2) A very short article on how female MPs need to learn to dress properly if they want to be taken seriously. But not too glamourously, that just makes them look like shameless entertainers. After all, how can a woman who chooses to wear the wrong shoes possibly know how to run a country? So remember, always dress smartly, and look your best, as long as you don’t look too pretty. That will just distract all the men. (It was written by a woman as well, which really annoyed me. I was all like ‘Nooo, the patriarchy has gotten to you too!’)
3) A fucking three page feature on how to look ‘natural’ this January.
It’s the last one that I really want to get my teeth into. ‘Natural’. By ‘natural’, do they mean no make-up? You know, like what the word natural actually means? Of course not. They mean that special type of natural that can only be the result of serious effort with the most expensive brands of make-up. The ‘it looks like I’m not wearing any make-up at all!’ look, that cannot possibly be achieved by actually not wearing any make-up at all.
Now, I don’t think there’s anything wrong with make-up. I wear it myself – bright shades of eyeshadow, thick black eyeliner, and dark red lipstick all form part of my costume if I’m going out somewhere special. If I’m not, a dash of lipgloss and a quick stroke of eyeliner usually does the trick. Mostly, I don’t wear anything at all, mainly because I don’t have the time for it, but I appreciate that other people do, and that’s cool. Each to their own. I don’t even mind people who like to wear lots of subtle make-up, which (they feel) improves their appearance without giving the impression that they’re wearing much at all. It’s a cool trick, if you can pull it off.
No, what I object to is the idea that this pretending to wear no make-up while actually spending hours perfecting the look is what ‘natural’ means. The article even went as far as to say that no one except for ‘those with absolutely flawless skin’ could pull of not wearing any make-up at all. I do not have flawless skin, not even close, but I don’t feel ashamed to leave the house without mandatory concealer and foundation, thank you very much. In fact, I think I can look great rocking the genuinely natural look. So please, random newspaper that does not even have the pitiful excuse of being a woman’s glossy lifestyle magazine, don’t try to guilt-trip me into buying fancy cosmetics that I don’t feel I need.
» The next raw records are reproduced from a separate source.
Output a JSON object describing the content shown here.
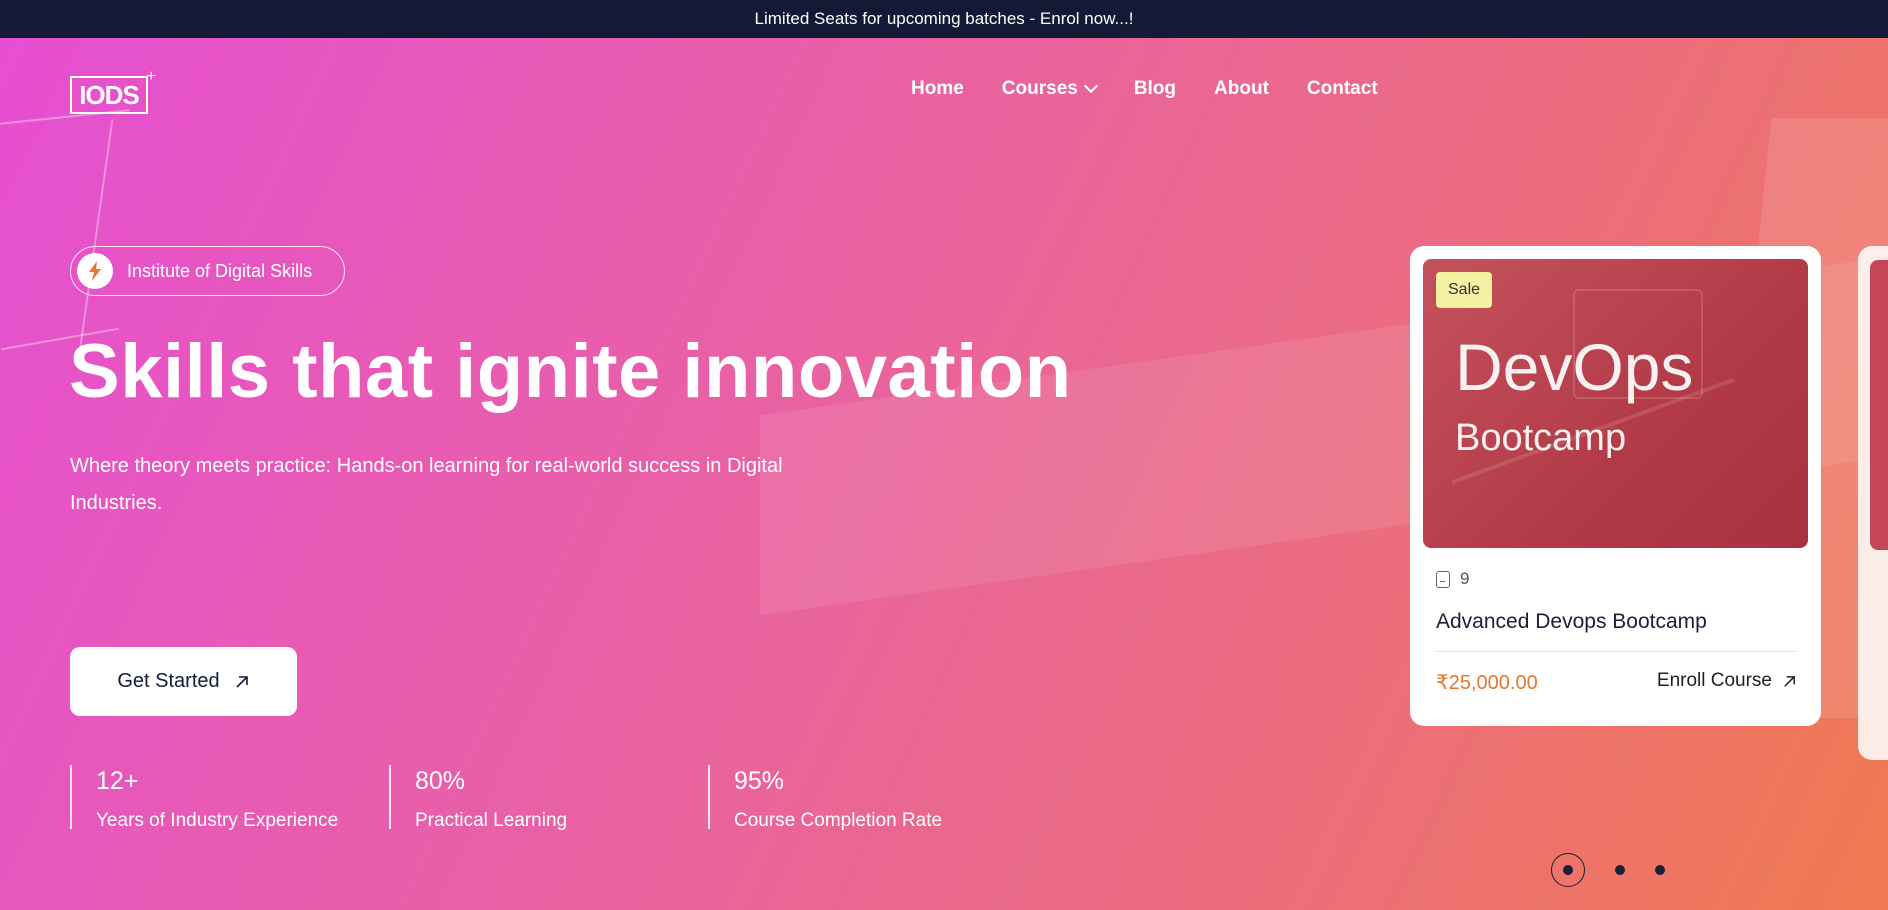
{
  "announcement": "Limited Seats for upcoming batches - Enrol now...!",
  "logo": {
    "text": "IODS",
    "icon": "logo-mark"
  },
  "nav": {
    "items": [
      "Home",
      "Courses",
      "Blog",
      "About",
      "Contact"
    ],
    "courses_has_dropdown": true
  },
  "hero": {
    "badge": "Institute of Digital Skills",
    "badge_icon": "lightning-icon",
    "headline": "Skills that ignite innovation",
    "subtitle": "Where theory meets practice: Hands-on learning for real-world success in Digital Industries.",
    "cta": "Get Started",
    "gradient": [
      "#e64fd2",
      "#e9639e",
      "#ec6f78",
      "#ef7a50"
    ]
  },
  "stats": [
    {
      "value": "12+",
      "label": "Years of Industry Experience"
    },
    {
      "value": "80%",
      "label": "Practical Learning"
    },
    {
      "value": "95%",
      "label": "Course Completion Rate"
    }
  ],
  "course_card": {
    "badge": "Sale",
    "image_title": "DevOps",
    "image_subtitle": "Bootcamp",
    "lessons": "9",
    "title": "Advanced Devops Bootcamp",
    "price": "₹25,000.00",
    "enroll_label": "Enroll Course",
    "price_color": "#e8762f"
  },
  "carousel": {
    "total_slides": 3,
    "active_index": 0
  }
}
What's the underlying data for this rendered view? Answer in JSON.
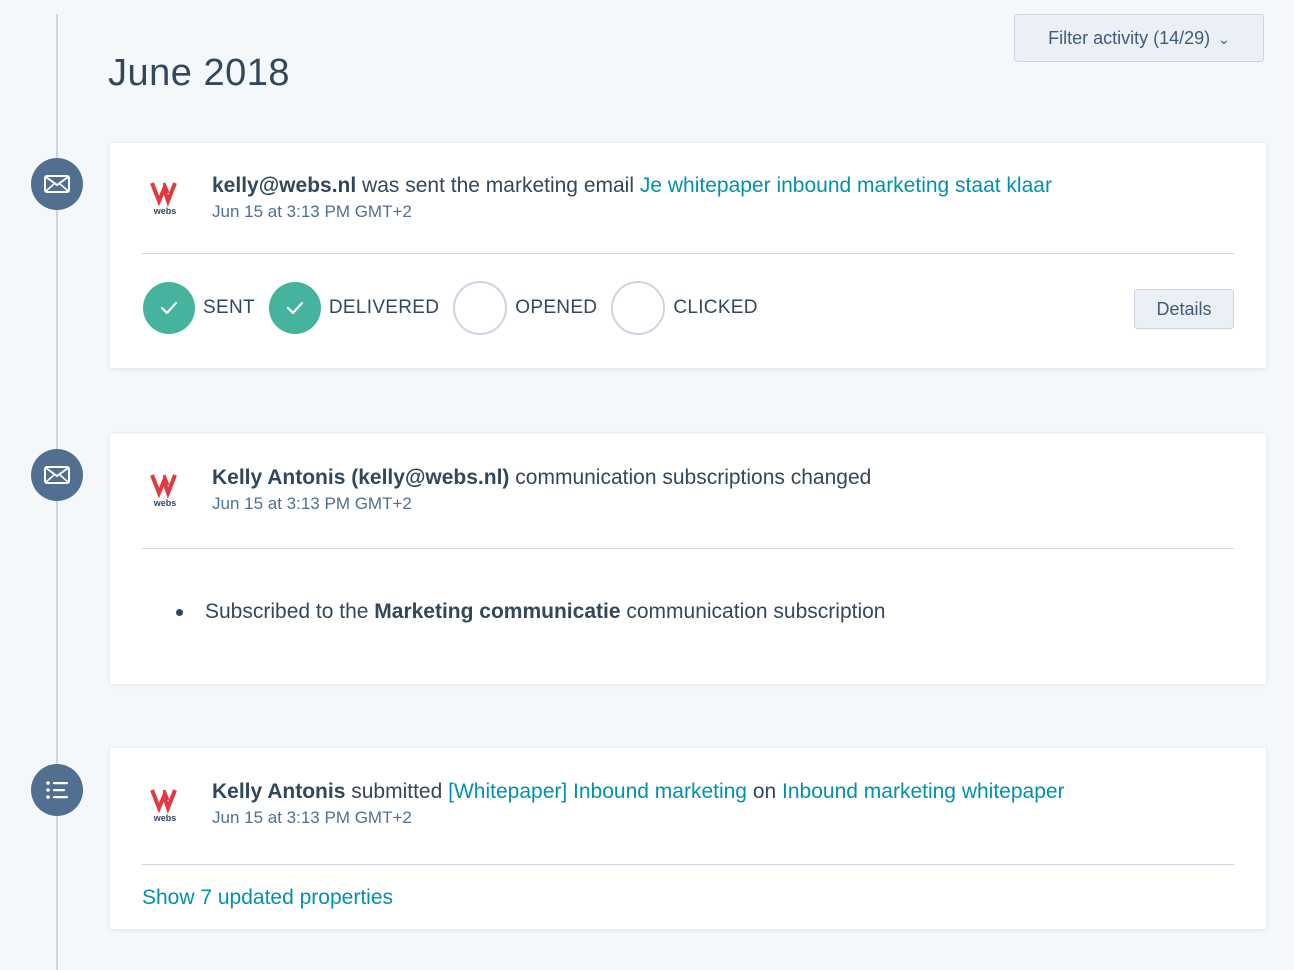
{
  "filter": {
    "label": "Filter activity (14/29)",
    "chevron": "⌄"
  },
  "month": "June 2018",
  "logo": {
    "name": "webs-logo",
    "text": "webs",
    "color": "#e03a3e"
  },
  "colors": {
    "accent_link": "#0091ae",
    "success": "#45b39e",
    "node": "#516f90"
  },
  "activities": {
    "email": {
      "icon": "envelope-icon",
      "actor": "kelly@webs.nl",
      "action": "was sent the marketing email",
      "email_link": "Je whitepaper inbound marketing staat klaar",
      "timestamp": "Jun 15 at 3:13 PM GMT+2",
      "statuses": [
        {
          "label": "SENT",
          "done": true
        },
        {
          "label": "DELIVERED",
          "done": true
        },
        {
          "label": "OPENED",
          "done": false
        },
        {
          "label": "CLICKED",
          "done": false
        }
      ],
      "details_label": "Details"
    },
    "subscription": {
      "icon": "envelope-icon",
      "actor": "Kelly Antonis (kelly@webs.nl)",
      "action": "communication subscriptions changed",
      "timestamp": "Jun 15 at 3:13 PM GMT+2",
      "bullet_prefix": "Subscribed to the",
      "bullet_bold": "Marketing communicatie",
      "bullet_suffix": "communication subscription"
    },
    "form": {
      "icon": "form-list-icon",
      "actor": "Kelly Antonis",
      "action": "submitted",
      "form_link": "[Whitepaper] Inbound marketing",
      "on_word": "on",
      "page_link": "Inbound marketing whitepaper",
      "timestamp": "Jun 15 at 3:13 PM GMT+2",
      "show_label": "Show 7 updated properties"
    }
  }
}
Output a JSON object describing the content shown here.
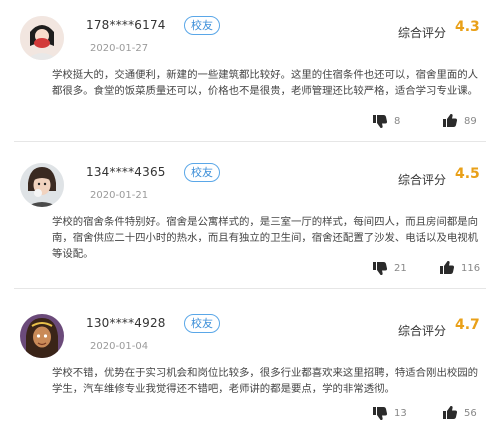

There’s also the issue that the natural-looking cosmetics are always the more expensive ones, and the natural look takes more time and energy than one where it’s obvious make-up has been used. What does that tell us? That looking natural takes more effort than not? And that’s not taking into account that foundation and the rest of it actually makes your skin worse. A three-page feature, on how you should feel ashamed in January unless you follow their steps to completely hide yourself behind their invisible shields.
Again, it is the article that annoyed me, not people who do choose to go in for that kind of look. It’s the pressure I’m objecting to, not the individual decision, which is of course perfectly fine. Personally, if I’m wearing make-up, I want it to be obvious. I don’t like hiding behind a more conventionally attractive version of myself, pretending it’s how I am ‘naturally’. But that is my choice, and I’m not going to inflict it on anyone else. I just wish the editors and writers of the Evening Standard would afford me the same courtesy. Alas, too much to ask from a free newspaper.
I’ll be over here for the rest of January, rocking the actually-wearing-no-make-up look. I’m not sure what to call that now ‘natural’ has been commandeered. Suggestions?